Wade McIntyre
Job Challenge Program masonry instructor Jimmie Sanders, left, worked with program cadets Wednesday who are building a castle display in front of the National Guard headquarters on Irma Boulevard. The cadets pictured are Earnest Toussaint, Baton Rouge; Amber Klopenstine, Broussard; and Elaine Abair, New Orleans.

A group of Job Challenge Program students from the Gillis W. Long Center in Carville and their instructors spent the past several weeks battling heat and rains to construct a miniature castle in front of the National Guard facility on Irma Boulevard.

When completed next week, the 5-foot, 11-inch tall castle will stretch out about 11 feet wide and house the local guard insignia.

Head of the project is Duke Sanders, a carpentry instructor with the JCP. Jimmie Sanders, a JCP instructor, is in charge of masonry work on the project.

“A job like this takes years of training,” Jimmie Sanders said, admitting that a couple of masons were brought in to help the students from time to time. But the cadets, as they are called in JCP jargon, were doing well Wednesday morning as they put the finishing touches on the project.

The castle building project is part of a five-month JCP program that teaches cadets overall life skills. The trade portion of the program seeks to advance and instill in the kids a basic knowledge of the trades involved.

There are, in fact, 16 chapters in the JCP construction technology textbook, including blueprint reading, drainage, placing concrete, masonry techniques, plumbing and electrical techniques.

“When they leave us, I would classify them as good helpers on a construction job,” Duke Sanders said.

Jimmie Sanders teaches cadets how to lay a line and introduces them to mason’s trough, then moves them on to cutting bricks and spreading mortar.

“It’s hard work, but you can make a good living,” he said. “I’ve been doing this 33 years.”

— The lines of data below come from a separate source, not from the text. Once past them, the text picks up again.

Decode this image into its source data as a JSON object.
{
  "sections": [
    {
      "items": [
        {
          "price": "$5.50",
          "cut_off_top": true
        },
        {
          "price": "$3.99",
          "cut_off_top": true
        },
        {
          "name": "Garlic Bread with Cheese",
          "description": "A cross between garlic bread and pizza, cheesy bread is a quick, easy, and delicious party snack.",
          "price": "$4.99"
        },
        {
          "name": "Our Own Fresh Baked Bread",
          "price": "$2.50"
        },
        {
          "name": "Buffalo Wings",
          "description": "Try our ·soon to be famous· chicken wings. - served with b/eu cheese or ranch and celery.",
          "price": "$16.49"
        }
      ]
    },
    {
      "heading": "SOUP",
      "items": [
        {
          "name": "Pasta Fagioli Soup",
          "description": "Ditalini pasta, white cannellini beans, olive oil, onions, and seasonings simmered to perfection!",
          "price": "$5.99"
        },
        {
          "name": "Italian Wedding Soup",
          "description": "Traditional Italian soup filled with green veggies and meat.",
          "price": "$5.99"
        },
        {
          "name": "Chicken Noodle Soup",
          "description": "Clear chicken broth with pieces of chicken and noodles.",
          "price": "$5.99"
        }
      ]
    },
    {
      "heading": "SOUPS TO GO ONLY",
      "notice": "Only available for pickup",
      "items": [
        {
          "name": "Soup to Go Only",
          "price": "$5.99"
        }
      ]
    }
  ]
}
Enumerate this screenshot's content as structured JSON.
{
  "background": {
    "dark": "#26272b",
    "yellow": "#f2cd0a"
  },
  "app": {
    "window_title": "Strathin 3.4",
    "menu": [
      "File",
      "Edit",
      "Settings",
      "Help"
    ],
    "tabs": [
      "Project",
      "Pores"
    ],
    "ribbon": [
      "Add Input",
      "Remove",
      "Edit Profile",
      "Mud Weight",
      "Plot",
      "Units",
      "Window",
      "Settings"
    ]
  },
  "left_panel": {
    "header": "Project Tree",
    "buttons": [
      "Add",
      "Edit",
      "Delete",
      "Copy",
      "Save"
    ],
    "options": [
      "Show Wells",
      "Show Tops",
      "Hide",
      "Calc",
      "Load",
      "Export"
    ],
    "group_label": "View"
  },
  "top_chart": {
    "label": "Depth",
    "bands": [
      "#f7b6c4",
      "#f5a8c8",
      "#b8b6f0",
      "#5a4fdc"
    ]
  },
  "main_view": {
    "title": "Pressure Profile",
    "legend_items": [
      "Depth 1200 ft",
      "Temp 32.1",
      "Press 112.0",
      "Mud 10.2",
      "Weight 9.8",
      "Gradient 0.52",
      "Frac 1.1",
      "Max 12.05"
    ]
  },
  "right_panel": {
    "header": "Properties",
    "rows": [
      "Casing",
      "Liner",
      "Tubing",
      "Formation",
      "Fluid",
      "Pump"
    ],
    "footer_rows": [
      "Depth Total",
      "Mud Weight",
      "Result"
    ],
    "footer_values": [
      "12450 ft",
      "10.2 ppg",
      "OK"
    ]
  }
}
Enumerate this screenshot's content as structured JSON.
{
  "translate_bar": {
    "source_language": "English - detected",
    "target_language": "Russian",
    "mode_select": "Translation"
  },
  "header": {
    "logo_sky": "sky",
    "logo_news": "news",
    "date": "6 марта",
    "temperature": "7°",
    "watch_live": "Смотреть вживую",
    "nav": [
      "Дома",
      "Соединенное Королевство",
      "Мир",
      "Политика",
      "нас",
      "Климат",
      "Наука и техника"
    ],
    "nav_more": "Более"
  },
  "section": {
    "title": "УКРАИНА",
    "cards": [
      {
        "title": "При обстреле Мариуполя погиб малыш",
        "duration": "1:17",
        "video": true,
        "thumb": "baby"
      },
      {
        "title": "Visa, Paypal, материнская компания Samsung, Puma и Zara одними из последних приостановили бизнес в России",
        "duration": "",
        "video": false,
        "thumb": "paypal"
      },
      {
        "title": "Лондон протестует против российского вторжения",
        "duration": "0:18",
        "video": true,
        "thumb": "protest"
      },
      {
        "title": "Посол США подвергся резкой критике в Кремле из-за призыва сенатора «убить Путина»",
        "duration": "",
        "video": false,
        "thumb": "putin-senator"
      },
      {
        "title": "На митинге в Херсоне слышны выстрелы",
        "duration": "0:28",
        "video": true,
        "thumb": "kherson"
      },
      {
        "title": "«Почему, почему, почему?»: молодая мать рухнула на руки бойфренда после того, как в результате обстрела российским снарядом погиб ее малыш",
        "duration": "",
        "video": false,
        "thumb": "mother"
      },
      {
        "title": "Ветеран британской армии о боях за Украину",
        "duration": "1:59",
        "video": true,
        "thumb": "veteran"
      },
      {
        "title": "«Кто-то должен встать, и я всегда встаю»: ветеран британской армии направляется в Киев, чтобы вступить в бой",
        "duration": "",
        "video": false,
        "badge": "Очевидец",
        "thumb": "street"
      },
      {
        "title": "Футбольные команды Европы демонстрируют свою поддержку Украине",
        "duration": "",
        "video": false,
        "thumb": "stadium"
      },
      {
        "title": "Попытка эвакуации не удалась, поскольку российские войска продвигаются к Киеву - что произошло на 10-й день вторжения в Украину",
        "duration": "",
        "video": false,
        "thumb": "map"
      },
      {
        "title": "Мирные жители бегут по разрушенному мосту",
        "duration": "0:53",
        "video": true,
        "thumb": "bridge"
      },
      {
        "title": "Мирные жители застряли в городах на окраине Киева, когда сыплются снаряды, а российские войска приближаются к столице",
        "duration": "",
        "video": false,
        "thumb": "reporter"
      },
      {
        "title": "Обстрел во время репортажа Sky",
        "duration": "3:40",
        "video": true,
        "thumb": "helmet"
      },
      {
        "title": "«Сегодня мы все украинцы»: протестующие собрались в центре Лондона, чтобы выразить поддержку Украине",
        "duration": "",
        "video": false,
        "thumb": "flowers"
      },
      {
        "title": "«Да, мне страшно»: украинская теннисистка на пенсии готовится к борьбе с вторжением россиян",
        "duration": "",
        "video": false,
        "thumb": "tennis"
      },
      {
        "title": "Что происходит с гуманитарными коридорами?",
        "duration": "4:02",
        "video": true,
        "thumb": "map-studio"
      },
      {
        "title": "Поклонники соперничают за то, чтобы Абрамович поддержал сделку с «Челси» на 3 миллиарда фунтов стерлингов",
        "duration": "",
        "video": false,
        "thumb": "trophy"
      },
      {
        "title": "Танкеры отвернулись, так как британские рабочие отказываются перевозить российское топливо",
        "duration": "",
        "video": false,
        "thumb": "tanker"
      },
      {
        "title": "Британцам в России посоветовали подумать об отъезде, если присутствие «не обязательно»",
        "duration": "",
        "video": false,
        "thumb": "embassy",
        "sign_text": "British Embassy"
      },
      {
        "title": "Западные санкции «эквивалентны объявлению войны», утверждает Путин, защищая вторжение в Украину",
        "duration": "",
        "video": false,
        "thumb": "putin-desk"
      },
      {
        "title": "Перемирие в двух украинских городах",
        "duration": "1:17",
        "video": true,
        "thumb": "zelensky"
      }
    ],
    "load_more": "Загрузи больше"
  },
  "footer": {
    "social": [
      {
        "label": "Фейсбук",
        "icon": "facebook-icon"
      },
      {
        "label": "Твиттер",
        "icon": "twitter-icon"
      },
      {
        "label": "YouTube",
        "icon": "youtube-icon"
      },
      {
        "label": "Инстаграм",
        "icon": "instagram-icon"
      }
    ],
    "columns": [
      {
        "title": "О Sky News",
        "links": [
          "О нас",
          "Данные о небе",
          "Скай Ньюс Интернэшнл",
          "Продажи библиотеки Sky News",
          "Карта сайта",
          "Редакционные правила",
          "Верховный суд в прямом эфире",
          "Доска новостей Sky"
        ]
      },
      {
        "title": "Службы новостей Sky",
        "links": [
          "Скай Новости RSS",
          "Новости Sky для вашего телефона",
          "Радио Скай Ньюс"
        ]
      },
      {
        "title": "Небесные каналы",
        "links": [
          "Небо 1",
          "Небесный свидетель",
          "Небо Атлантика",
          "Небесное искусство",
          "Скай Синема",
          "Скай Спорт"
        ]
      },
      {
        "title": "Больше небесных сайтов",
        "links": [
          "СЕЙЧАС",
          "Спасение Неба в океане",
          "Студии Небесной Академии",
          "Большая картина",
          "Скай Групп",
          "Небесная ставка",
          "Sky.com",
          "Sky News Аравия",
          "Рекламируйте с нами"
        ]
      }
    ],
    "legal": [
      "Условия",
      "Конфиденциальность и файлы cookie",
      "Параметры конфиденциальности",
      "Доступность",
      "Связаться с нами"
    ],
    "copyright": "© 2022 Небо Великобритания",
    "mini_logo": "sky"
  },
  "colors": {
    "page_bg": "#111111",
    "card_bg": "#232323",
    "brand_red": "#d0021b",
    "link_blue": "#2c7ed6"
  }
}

Duke Sanders agreed.

“We tell the cadets this is an outstanding field to go into," he said. "You can make good money, more than some college graduates. But, it’s not easy. You work in the cold, rain and heat.”

One advantage of the JCP program is that it allows the cadets who do  not yet have a GED to continue working on the diploma while working with JCP.

“We call it Circle K training,” Duke Sanders said. “Cadets can learn a trade, get their GED and even get their driver’s license while they are with us. It’s one-stop job training.”

The 2,300 bricks required to build the National Guard castle display were donated by Economy Brick Sales in Gonzales.